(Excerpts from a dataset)
------------
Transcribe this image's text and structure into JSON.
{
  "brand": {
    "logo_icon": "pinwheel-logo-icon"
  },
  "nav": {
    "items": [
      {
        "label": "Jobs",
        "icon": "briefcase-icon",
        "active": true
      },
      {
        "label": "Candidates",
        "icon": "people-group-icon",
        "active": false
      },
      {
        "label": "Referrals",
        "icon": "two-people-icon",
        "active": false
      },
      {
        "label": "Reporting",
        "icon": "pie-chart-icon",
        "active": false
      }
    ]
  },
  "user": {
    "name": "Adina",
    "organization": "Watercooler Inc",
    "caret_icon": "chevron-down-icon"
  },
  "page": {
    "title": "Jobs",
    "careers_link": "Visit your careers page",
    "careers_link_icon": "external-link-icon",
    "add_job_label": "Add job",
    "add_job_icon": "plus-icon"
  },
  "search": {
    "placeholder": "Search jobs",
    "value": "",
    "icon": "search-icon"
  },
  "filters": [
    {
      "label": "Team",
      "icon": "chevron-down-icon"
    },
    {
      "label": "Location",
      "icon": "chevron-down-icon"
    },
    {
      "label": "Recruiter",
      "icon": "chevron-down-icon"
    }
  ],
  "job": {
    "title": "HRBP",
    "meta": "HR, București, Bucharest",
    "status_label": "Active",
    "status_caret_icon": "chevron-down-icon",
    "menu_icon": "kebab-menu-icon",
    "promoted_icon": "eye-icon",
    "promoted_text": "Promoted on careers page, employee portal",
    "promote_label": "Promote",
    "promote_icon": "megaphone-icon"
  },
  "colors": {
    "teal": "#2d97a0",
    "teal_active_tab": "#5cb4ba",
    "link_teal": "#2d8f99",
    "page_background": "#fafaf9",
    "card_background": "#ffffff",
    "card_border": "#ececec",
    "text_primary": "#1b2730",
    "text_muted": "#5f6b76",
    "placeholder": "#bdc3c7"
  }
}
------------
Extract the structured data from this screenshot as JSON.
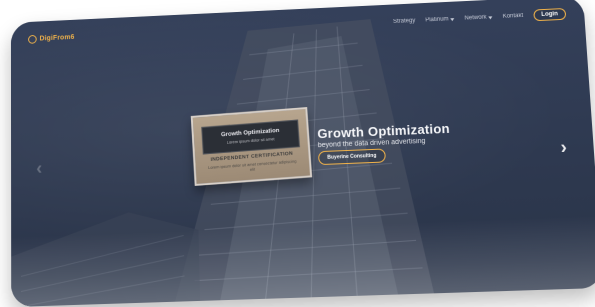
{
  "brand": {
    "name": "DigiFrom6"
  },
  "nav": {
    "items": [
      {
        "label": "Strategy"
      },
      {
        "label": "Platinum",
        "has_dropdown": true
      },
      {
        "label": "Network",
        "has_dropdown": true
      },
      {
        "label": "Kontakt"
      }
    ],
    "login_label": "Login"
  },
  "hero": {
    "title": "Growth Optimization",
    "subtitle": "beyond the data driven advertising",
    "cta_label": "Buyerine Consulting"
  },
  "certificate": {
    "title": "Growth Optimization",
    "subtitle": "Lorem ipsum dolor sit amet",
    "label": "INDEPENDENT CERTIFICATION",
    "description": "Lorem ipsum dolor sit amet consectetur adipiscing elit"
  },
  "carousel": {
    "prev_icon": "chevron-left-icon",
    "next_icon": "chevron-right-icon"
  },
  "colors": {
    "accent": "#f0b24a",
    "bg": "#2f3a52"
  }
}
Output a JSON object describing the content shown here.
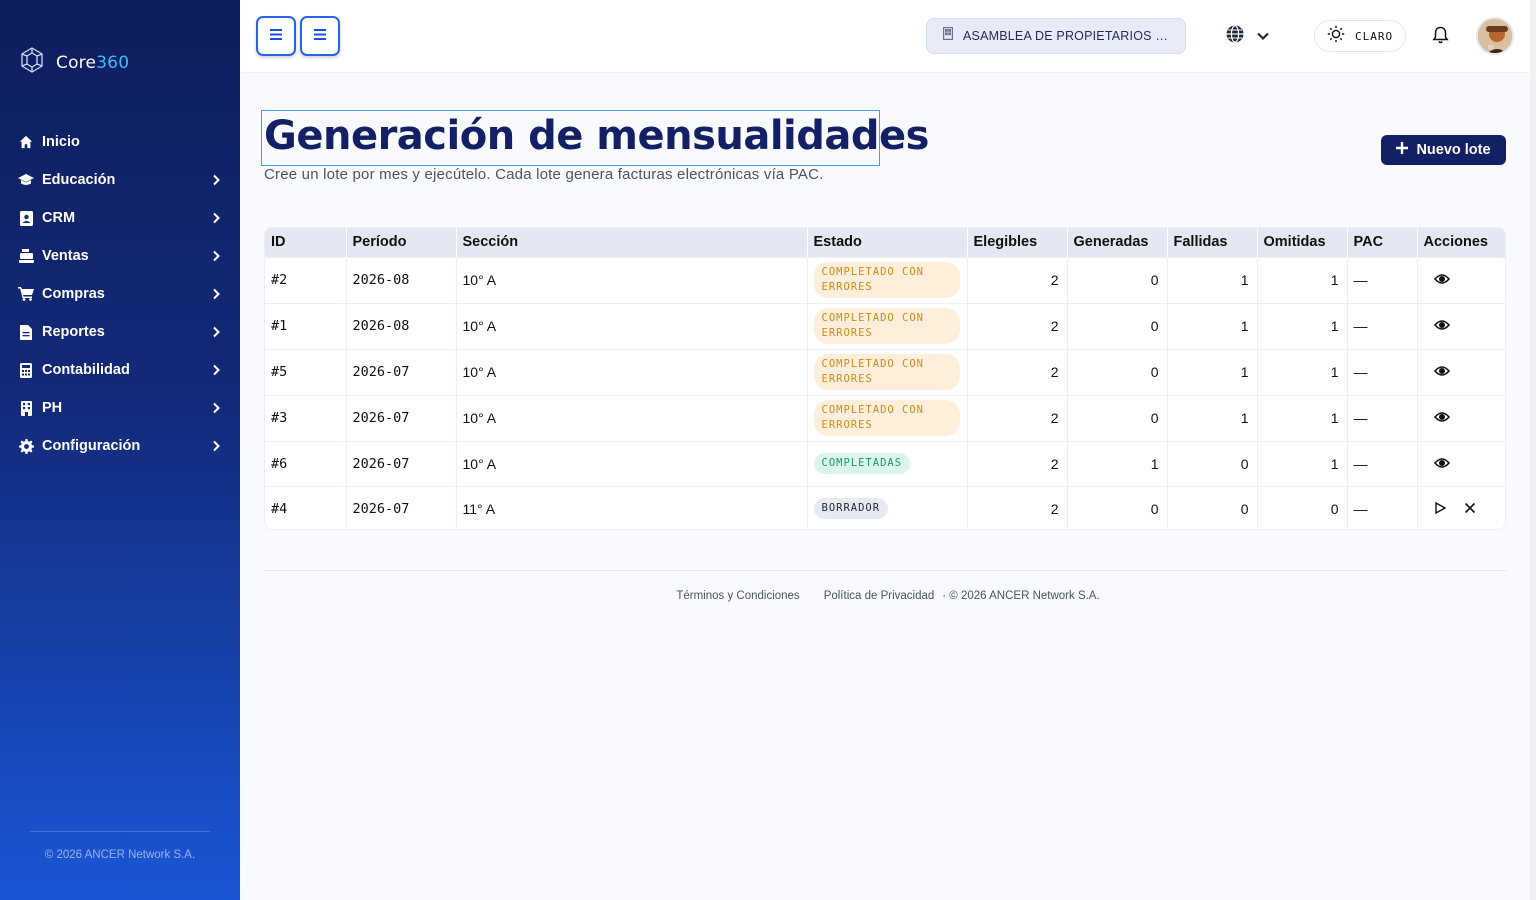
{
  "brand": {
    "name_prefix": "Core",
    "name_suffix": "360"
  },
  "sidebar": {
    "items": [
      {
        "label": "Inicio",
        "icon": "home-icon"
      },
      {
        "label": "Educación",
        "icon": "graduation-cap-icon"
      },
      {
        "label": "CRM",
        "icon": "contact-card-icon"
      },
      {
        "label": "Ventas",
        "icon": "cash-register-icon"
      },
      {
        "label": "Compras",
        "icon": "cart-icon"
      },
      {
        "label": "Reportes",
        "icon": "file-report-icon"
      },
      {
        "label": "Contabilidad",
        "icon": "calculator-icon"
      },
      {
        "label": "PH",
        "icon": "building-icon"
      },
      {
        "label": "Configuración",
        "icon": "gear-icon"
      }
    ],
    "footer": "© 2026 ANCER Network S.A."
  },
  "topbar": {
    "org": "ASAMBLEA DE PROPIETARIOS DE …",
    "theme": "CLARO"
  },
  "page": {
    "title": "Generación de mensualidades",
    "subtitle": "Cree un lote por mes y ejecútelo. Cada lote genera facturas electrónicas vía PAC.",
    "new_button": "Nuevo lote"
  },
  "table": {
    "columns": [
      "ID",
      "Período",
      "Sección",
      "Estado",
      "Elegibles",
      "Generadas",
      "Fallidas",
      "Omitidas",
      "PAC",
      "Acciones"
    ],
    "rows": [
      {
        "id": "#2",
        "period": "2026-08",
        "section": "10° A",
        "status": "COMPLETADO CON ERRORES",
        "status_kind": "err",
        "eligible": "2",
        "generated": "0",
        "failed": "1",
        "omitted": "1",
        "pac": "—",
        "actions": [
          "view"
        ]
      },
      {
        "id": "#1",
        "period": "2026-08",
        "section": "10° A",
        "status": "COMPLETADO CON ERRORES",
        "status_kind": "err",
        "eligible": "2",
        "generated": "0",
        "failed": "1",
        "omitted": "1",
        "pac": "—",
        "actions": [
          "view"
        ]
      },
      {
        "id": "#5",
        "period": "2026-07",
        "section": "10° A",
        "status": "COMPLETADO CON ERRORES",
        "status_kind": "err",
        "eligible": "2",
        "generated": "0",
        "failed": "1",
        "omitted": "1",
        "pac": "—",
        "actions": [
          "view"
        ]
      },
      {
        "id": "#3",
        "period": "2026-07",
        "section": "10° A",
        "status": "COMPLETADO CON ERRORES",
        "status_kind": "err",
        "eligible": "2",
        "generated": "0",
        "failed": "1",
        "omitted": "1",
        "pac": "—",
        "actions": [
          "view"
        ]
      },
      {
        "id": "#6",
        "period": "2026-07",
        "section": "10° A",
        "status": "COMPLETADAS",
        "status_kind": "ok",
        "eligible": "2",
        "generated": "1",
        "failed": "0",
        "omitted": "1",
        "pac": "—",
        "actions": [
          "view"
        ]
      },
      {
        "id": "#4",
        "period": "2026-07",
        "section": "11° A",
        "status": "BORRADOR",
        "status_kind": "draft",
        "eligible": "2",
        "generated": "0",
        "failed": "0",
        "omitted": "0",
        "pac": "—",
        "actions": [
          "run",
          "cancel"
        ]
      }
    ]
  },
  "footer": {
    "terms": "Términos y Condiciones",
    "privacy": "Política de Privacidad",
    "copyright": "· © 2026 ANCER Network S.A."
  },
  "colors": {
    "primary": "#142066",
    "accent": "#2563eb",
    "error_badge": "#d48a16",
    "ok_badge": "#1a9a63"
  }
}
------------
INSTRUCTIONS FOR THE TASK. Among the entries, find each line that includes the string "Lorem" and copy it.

TASK RESPONSE.
    "subtitle": "Lorem ipsum dolor sit amet",
    "description": "Lorem ipsum dolor sit amet consectetur adipiscing elit"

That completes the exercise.